REVIEWS
Large-scale applications of NAD(P)-dependent
oxidoreductases: recent developments
Werner Hummel
NAD(P)-dependent dehydrogenases are useful catalysts for the synthesis of chiral compounds. Many active and stable enzymes
are available that (with high enantioselectivity) reduce ketones or keto acids to chiral alcohols, hydroxy acids or amino acids.
For economic reasons, these reactions need coupling to the simultaneous regeneration of NAD(P)H. For preparative applications,
three components have to be combined: an appropriate enzyme, an efficient coenzyme-regenerating step and a suitable reaction-
engineering technique.
O
xidoreductases, which include the dehydrogen-
ases, are enzymes that catalyse redox reactions.
To do this, they require a coenzyme. Some of
these coenzymes, such as flavine adenine dinucleotide
and flavine adenine mononucleotide are bound to the
enzyme.
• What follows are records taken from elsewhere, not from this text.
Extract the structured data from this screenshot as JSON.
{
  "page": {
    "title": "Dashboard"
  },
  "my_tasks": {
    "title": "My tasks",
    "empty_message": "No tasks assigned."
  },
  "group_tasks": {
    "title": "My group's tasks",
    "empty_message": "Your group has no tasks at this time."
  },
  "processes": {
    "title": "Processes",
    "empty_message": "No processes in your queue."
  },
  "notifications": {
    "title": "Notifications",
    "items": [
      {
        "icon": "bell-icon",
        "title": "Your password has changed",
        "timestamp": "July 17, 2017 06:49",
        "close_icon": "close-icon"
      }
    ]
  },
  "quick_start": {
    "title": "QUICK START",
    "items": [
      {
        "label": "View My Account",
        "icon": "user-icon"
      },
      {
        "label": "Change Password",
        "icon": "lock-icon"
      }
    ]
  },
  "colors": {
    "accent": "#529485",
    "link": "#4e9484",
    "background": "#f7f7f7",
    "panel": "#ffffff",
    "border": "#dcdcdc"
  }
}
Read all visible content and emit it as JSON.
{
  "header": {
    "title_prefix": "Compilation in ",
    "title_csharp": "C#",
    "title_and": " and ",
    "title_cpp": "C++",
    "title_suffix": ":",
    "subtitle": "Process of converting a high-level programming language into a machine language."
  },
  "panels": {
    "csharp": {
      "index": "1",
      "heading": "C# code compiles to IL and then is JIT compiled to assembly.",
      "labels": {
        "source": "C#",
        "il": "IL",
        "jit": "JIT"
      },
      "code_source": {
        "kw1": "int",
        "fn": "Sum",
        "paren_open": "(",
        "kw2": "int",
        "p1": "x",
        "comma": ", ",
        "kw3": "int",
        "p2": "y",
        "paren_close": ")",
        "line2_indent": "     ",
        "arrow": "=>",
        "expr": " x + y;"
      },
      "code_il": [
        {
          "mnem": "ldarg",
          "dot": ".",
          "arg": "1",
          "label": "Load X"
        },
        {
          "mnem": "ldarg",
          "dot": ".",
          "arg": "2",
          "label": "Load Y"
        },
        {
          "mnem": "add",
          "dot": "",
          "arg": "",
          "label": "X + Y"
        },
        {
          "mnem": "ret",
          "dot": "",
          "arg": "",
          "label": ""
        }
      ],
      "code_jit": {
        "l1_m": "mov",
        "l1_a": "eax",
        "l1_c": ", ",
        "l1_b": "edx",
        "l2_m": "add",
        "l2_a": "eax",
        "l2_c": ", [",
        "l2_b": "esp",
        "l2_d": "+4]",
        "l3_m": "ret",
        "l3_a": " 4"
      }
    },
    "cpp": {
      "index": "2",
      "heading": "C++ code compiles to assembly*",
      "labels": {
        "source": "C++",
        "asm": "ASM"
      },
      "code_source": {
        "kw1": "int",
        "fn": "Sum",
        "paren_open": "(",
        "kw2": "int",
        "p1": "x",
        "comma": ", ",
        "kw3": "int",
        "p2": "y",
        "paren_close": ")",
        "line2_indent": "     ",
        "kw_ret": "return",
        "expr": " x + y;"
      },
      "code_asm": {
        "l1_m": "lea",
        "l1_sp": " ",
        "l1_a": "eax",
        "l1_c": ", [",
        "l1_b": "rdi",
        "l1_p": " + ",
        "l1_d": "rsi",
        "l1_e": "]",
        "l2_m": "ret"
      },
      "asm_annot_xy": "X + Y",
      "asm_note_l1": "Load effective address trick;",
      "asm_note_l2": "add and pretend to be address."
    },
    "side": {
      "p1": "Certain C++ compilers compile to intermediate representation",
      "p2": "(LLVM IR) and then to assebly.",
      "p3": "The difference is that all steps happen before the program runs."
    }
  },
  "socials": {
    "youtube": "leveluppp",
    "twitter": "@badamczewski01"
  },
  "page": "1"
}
By contrast, nicotinamide adenine dinucleotide
(NAD) and nicotinamide adenine dinucleotide phos-
phate (NADP) mostly exist as a soluble component of
the enzyme. A typical reaction scheme for the use of
dehydrogenases in the synthesis of chiral alcohols,
hydroxy acids or amino acids is shown in Fig. 1. Many
specific enzymes of this type are known to be available
W. Hummel (W.Hummel@fz-juelich.de) is at the Institut fr
Enzymtechnologie, Heinrich-Heine-Universitt, Forschungszentrum
Jlich, PO Box 2050, D-52404 Jlich, Germany.
TTEC Dec 99 24/10/99 9:51 am Page 487